YOUR OBJECTIVE =
When you find the word "Proje" in a line of the entries, please copy the whole line.

Page and application data records
====================
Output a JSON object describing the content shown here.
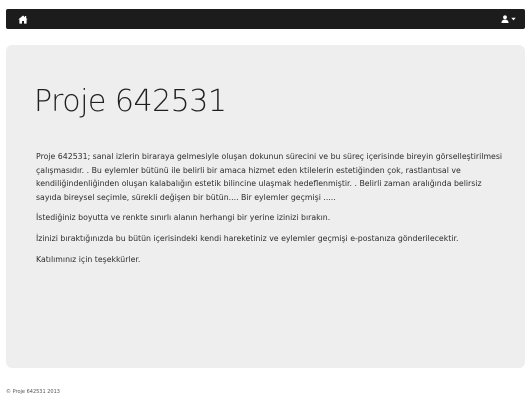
{
  "navbar": {
    "home_icon": "home-icon",
    "user_icon": "user-icon",
    "dropdown_icon": "caret-down-icon"
  },
  "main": {
    "title": "Proje 642531",
    "paragraphs": [
      "Proje 642531; sanal izlerin biraraya gelmesiyle oluşan dokunun sürecini ve bu süreç içerisinde bireyin görselleştirilmesi çalışmasıdır. . Bu eylemler bütünü ile belirli bir amaca hizmet eden ktilelerin estetiğinden çok, rastlantısal ve kendiliğindenliğinden oluşan kalabalığın estetik bilincine ulaşmak hedeflenmiştir. . Belirli zaman aralığında belirsiz sayıda bireysel seçimle, sürekli değişen bir bütün.... Bir eylemler geçmişi .....",
      "İstediğiniz boyutta ve renkte sınırlı alanın herhangi bir yerine izinizi bırakın.",
      "İzinizi bıraktığınızda bu bütün içerisindeki kendi hareketiniz ve eylemler geçmişi e-postanıza gönderilecektir.",
      "Katılımınız için teşekkürler."
    ]
  },
  "footer": {
    "text": "© Proje 642531 2013"
  }
}
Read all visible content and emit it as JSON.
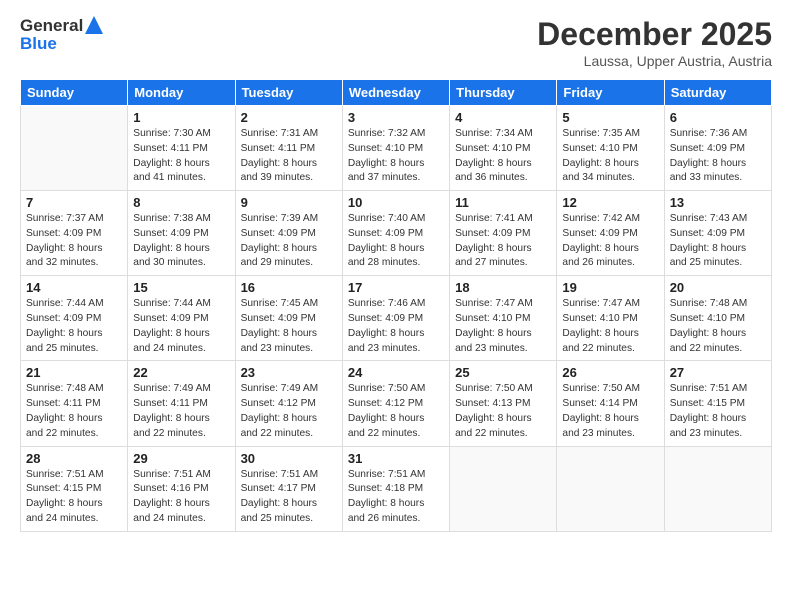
{
  "header": {
    "logo_line1": "General",
    "logo_line2": "Blue",
    "month_title": "December 2025",
    "subtitle": "Laussa, Upper Austria, Austria"
  },
  "weekdays": [
    "Sunday",
    "Monday",
    "Tuesday",
    "Wednesday",
    "Thursday",
    "Friday",
    "Saturday"
  ],
  "weeks": [
    [
      {
        "day": "",
        "info": ""
      },
      {
        "day": "1",
        "info": "Sunrise: 7:30 AM\nSunset: 4:11 PM\nDaylight: 8 hours\nand 41 minutes."
      },
      {
        "day": "2",
        "info": "Sunrise: 7:31 AM\nSunset: 4:11 PM\nDaylight: 8 hours\nand 39 minutes."
      },
      {
        "day": "3",
        "info": "Sunrise: 7:32 AM\nSunset: 4:10 PM\nDaylight: 8 hours\nand 37 minutes."
      },
      {
        "day": "4",
        "info": "Sunrise: 7:34 AM\nSunset: 4:10 PM\nDaylight: 8 hours\nand 36 minutes."
      },
      {
        "day": "5",
        "info": "Sunrise: 7:35 AM\nSunset: 4:10 PM\nDaylight: 8 hours\nand 34 minutes."
      },
      {
        "day": "6",
        "info": "Sunrise: 7:36 AM\nSunset: 4:09 PM\nDaylight: 8 hours\nand 33 minutes."
      }
    ],
    [
      {
        "day": "7",
        "info": "Sunrise: 7:37 AM\nSunset: 4:09 PM\nDaylight: 8 hours\nand 32 minutes."
      },
      {
        "day": "8",
        "info": "Sunrise: 7:38 AM\nSunset: 4:09 PM\nDaylight: 8 hours\nand 30 minutes."
      },
      {
        "day": "9",
        "info": "Sunrise: 7:39 AM\nSunset: 4:09 PM\nDaylight: 8 hours\nand 29 minutes."
      },
      {
        "day": "10",
        "info": "Sunrise: 7:40 AM\nSunset: 4:09 PM\nDaylight: 8 hours\nand 28 minutes."
      },
      {
        "day": "11",
        "info": "Sunrise: 7:41 AM\nSunset: 4:09 PM\nDaylight: 8 hours\nand 27 minutes."
      },
      {
        "day": "12",
        "info": "Sunrise: 7:42 AM\nSunset: 4:09 PM\nDaylight: 8 hours\nand 26 minutes."
      },
      {
        "day": "13",
        "info": "Sunrise: 7:43 AM\nSunset: 4:09 PM\nDaylight: 8 hours\nand 25 minutes."
      }
    ],
    [
      {
        "day": "14",
        "info": "Sunrise: 7:44 AM\nSunset: 4:09 PM\nDaylight: 8 hours\nand 25 minutes."
      },
      {
        "day": "15",
        "info": "Sunrise: 7:44 AM\nSunset: 4:09 PM\nDaylight: 8 hours\nand 24 minutes."
      },
      {
        "day": "16",
        "info": "Sunrise: 7:45 AM\nSunset: 4:09 PM\nDaylight: 8 hours\nand 23 minutes."
      },
      {
        "day": "17",
        "info": "Sunrise: 7:46 AM\nSunset: 4:09 PM\nDaylight: 8 hours\nand 23 minutes."
      },
      {
        "day": "18",
        "info": "Sunrise: 7:47 AM\nSunset: 4:10 PM\nDaylight: 8 hours\nand 23 minutes."
      },
      {
        "day": "19",
        "info": "Sunrise: 7:47 AM\nSunset: 4:10 PM\nDaylight: 8 hours\nand 22 minutes."
      },
      {
        "day": "20",
        "info": "Sunrise: 7:48 AM\nSunset: 4:10 PM\nDaylight: 8 hours\nand 22 minutes."
      }
    ],
    [
      {
        "day": "21",
        "info": "Sunrise: 7:48 AM\nSunset: 4:11 PM\nDaylight: 8 hours\nand 22 minutes."
      },
      {
        "day": "22",
        "info": "Sunrise: 7:49 AM\nSunset: 4:11 PM\nDaylight: 8 hours\nand 22 minutes."
      },
      {
        "day": "23",
        "info": "Sunrise: 7:49 AM\nSunset: 4:12 PM\nDaylight: 8 hours\nand 22 minutes."
      },
      {
        "day": "24",
        "info": "Sunrise: 7:50 AM\nSunset: 4:12 PM\nDaylight: 8 hours\nand 22 minutes."
      },
      {
        "day": "25",
        "info": "Sunrise: 7:50 AM\nSunset: 4:13 PM\nDaylight: 8 hours\nand 22 minutes."
      },
      {
        "day": "26",
        "info": "Sunrise: 7:50 AM\nSunset: 4:14 PM\nDaylight: 8 hours\nand 23 minutes."
      },
      {
        "day": "27",
        "info": "Sunrise: 7:51 AM\nSunset: 4:15 PM\nDaylight: 8 hours\nand 23 minutes."
      }
    ],
    [
      {
        "day": "28",
        "info": "Sunrise: 7:51 AM\nSunset: 4:15 PM\nDaylight: 8 hours\nand 24 minutes."
      },
      {
        "day": "29",
        "info": "Sunrise: 7:51 AM\nSunset: 4:16 PM\nDaylight: 8 hours\nand 24 minutes."
      },
      {
        "day": "30",
        "info": "Sunrise: 7:51 AM\nSunset: 4:17 PM\nDaylight: 8 hours\nand 25 minutes."
      },
      {
        "day": "31",
        "info": "Sunrise: 7:51 AM\nSunset: 4:18 PM\nDaylight: 8 hours\nand 26 minutes."
      },
      {
        "day": "",
        "info": ""
      },
      {
        "day": "",
        "info": ""
      },
      {
        "day": "",
        "info": ""
      }
    ]
  ]
}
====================
ANSWER =
    "title": "Proje 642531",
      "Proje 642531; sanal izlerin biraraya gelmesiyle oluşan dokunun sürecini ve bu süreç içerisinde bireyin görselleştirilmesi çalışmasıdır. . Bu eylemler bütünü ile belirli bir amaca hizmet eden ktilelerin estetiğinden çok, rastlantısal ve kendiliğindenliğinden oluşan kalabalığın estetik bilincine ulaşmak hedeflenmiştir. . Belirli zaman aralığında belirsiz sayıda bireysel seçimle, sürekli değişen bir bütün.... Bir eylemler geçmişi .....",
    "text": "© Proje 642531 2013"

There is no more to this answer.